Interestingly, Rita Allen’s own unbridled curiosity has led it to partner with organizations in disparate fields—simply because they needed innovation. For example, in 2015, Rita Allen partnered with the Pew Charitable Trusts to find a solution to the lack of reliable, easily accessible election information for voters. The partnership developed the Voting Information Project (VIP), which produced a powerful online tool that enables anyone in the United States to find his or her correct polling place, identify the key candidates and ballot issues involved, and complete the voting process without error. 

To outsiders, the connection between supporting scientists and helping voters might not seem so obvious, but in fact, Rita Allen sees the connection as intrinsic. “A greater understanding of science, and a greater engagement of scientists in civic issues, will be necessary if we are to effectively meet the complex challenges that face our society—whether caring for an aging population, using technology to strengthen democratic decision making, or effectively responding to natural and man-made disasters,” Christopherson has said. “Science has always been a backbone of democracy, yet as scientific knowledge and communications technology have made amazing advances in the past decades, we haven’t seen an equivalent growth in public understanding of science.”

In fact, Rita’s Allen’s single VIP project seems to have spurred the foundation in much the same way its biomedical grants do: by providing a stimulus to an ever-widening field of inquiry.  The foundation is planning pilot investments for new research on the roots of public distrust of science as well as program support to WGBH in Boston and the nonprofit Health Research Alliance to broaden the audience for science communications.  It has also begun supporting media experiments at the local and national levels—including Hearken, the Knight News Challenge on voter information, and the Online News Association’s Challenge Fund for Innovation in Journalism Education.

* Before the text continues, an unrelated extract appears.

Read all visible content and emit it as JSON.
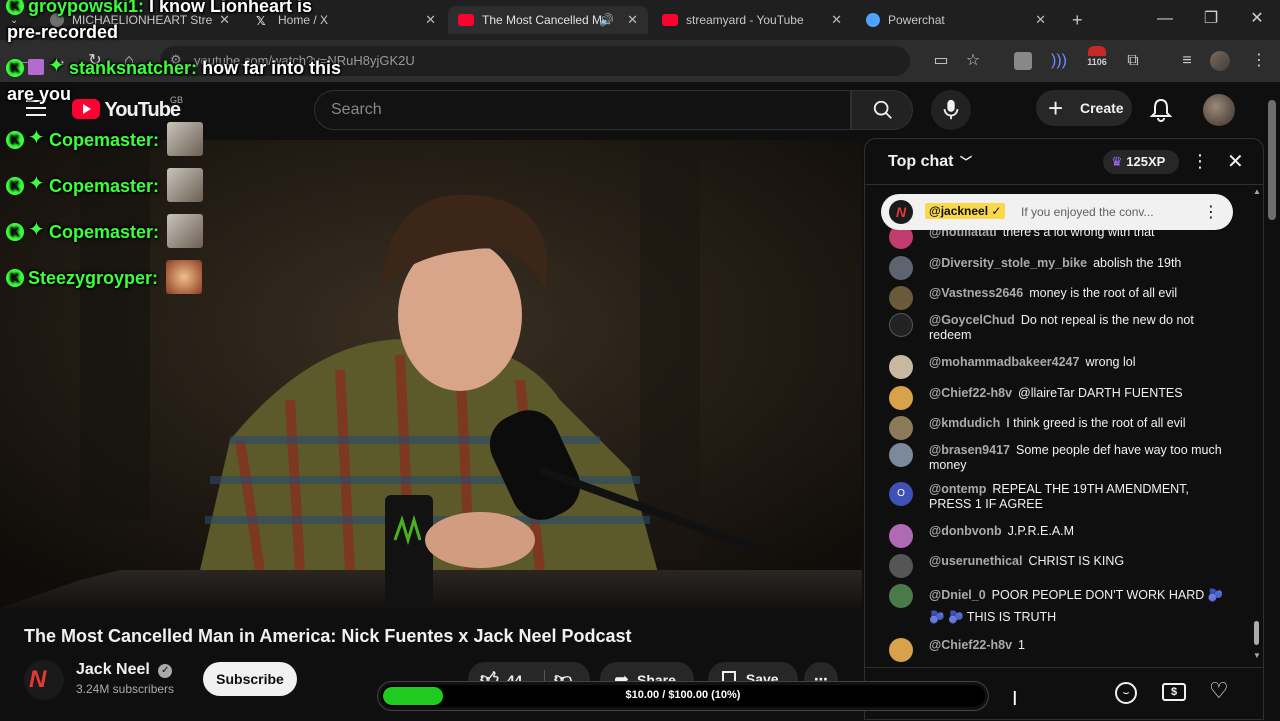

RelatedAlternate Realities: This Funder Wants to Close the Gap Between Scientists and the Public

To Christopherson, the logic of the foundation’s most recent evolution, which may appear winding to outsiders, is actually quite plain. Science, she notes, has been unduly politicized, which makes it harder for scientists to build the case for research, especially government-funded research. It also makes it harder for the foundation’s own grantees to promote the implications of their work. Scientists do not really have a choice but to get involved in civic debate, especially civic debate over science.

“As we examine the intersection of science and civil society, we see opportunities for our foundation to nurture an ecosystem of more robust public support and understanding of science,” Christopherson has said. 

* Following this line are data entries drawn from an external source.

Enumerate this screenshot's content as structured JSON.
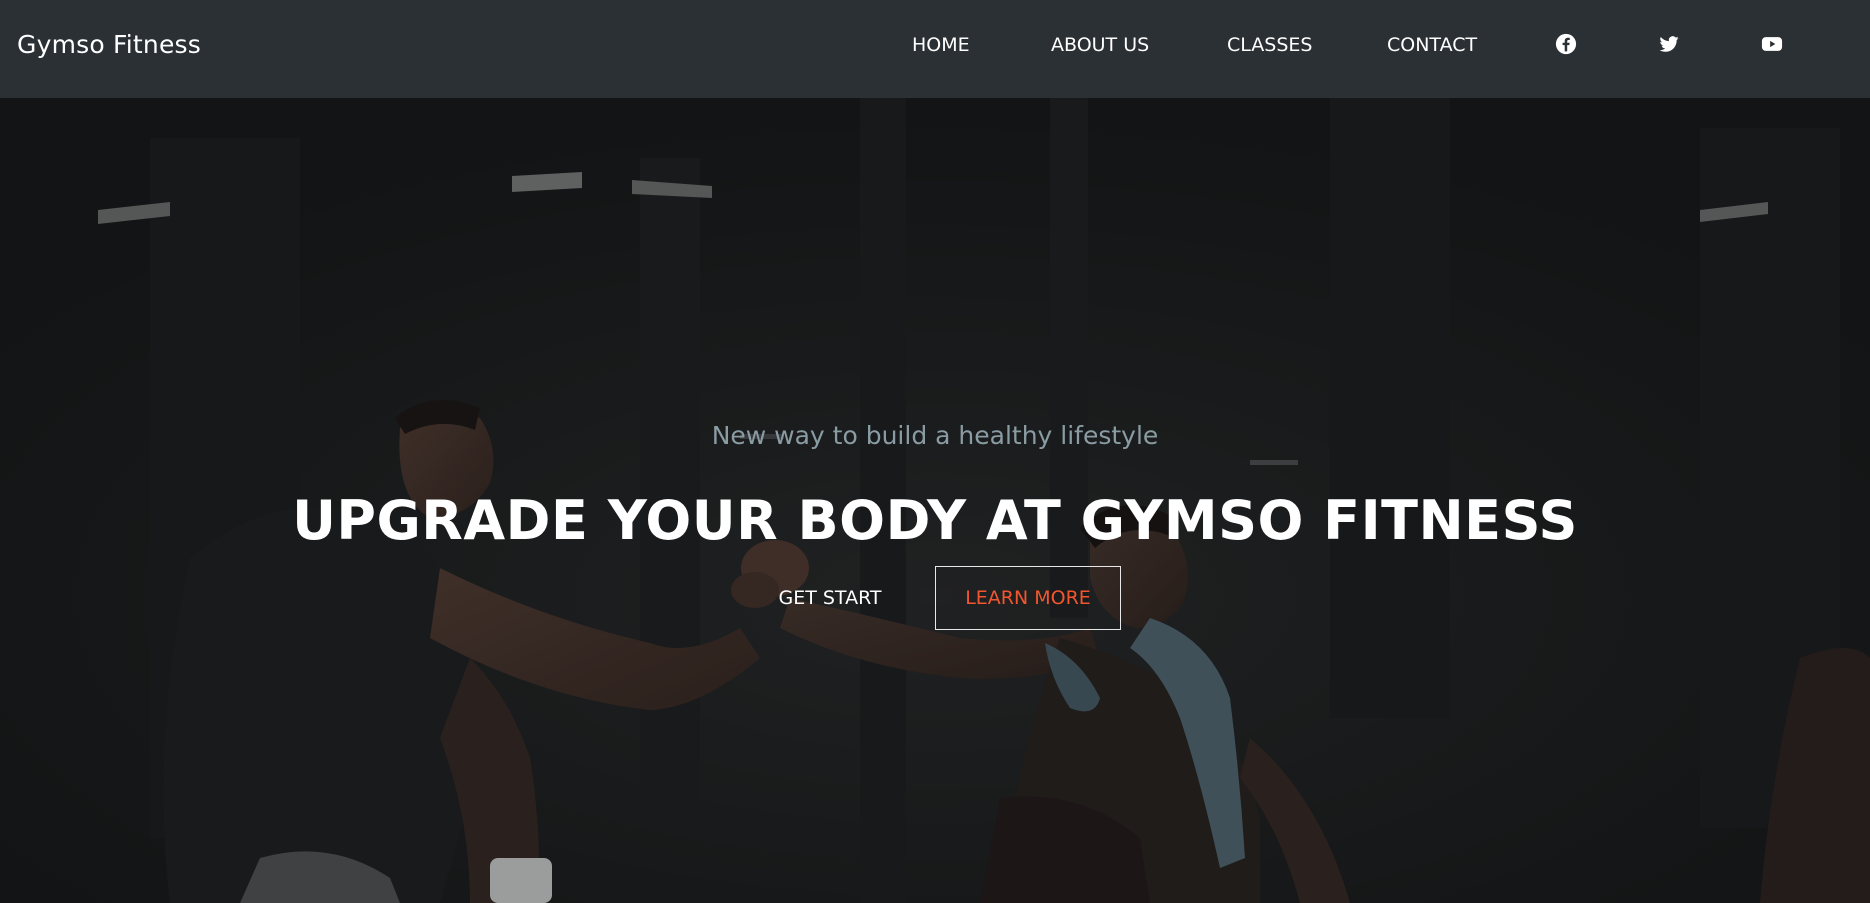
{
  "brand": {
    "name": "Gymso Fitness"
  },
  "nav": {
    "links": [
      {
        "label": "HOME"
      },
      {
        "label": "ABOUT US"
      },
      {
        "label": "CLASSES"
      },
      {
        "label": "CONTACT"
      }
    ],
    "social_icons": [
      "facebook-icon",
      "twitter-icon",
      "youtube-icon"
    ]
  },
  "hero": {
    "subtitle": "New way to build a healthy lifestyle",
    "headline": "UPGRADE YOUR BODY AT GYMSO FITNESS",
    "get_start_label": "GET START",
    "learn_more_label": "LEARN MORE",
    "background_image": "people-arm-wrestling-in-gym-photo"
  },
  "colors": {
    "navbar_bg": "#2b3035",
    "hero_overlay": "#17191c",
    "accent": "#f2562f",
    "subtitle": "#8a9ca3",
    "text": "#ffffff"
  }
}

Christopherson is actually Rita Allen’s first-ever chief executive. She was hired in 2009.  Her interest in the media and the public square derives from her own professional background.  She was the first female executive director of New Jersey’s public broadcasting network (NJN), and served on the PBS board. She also chaired the New Jersey State Council on the Arts. Under her leadership, the board has expanded in size and formally broadened the foundation’s mission to include “civic literacy and engagement.” The foundation’s current assets are estimated at $165 million.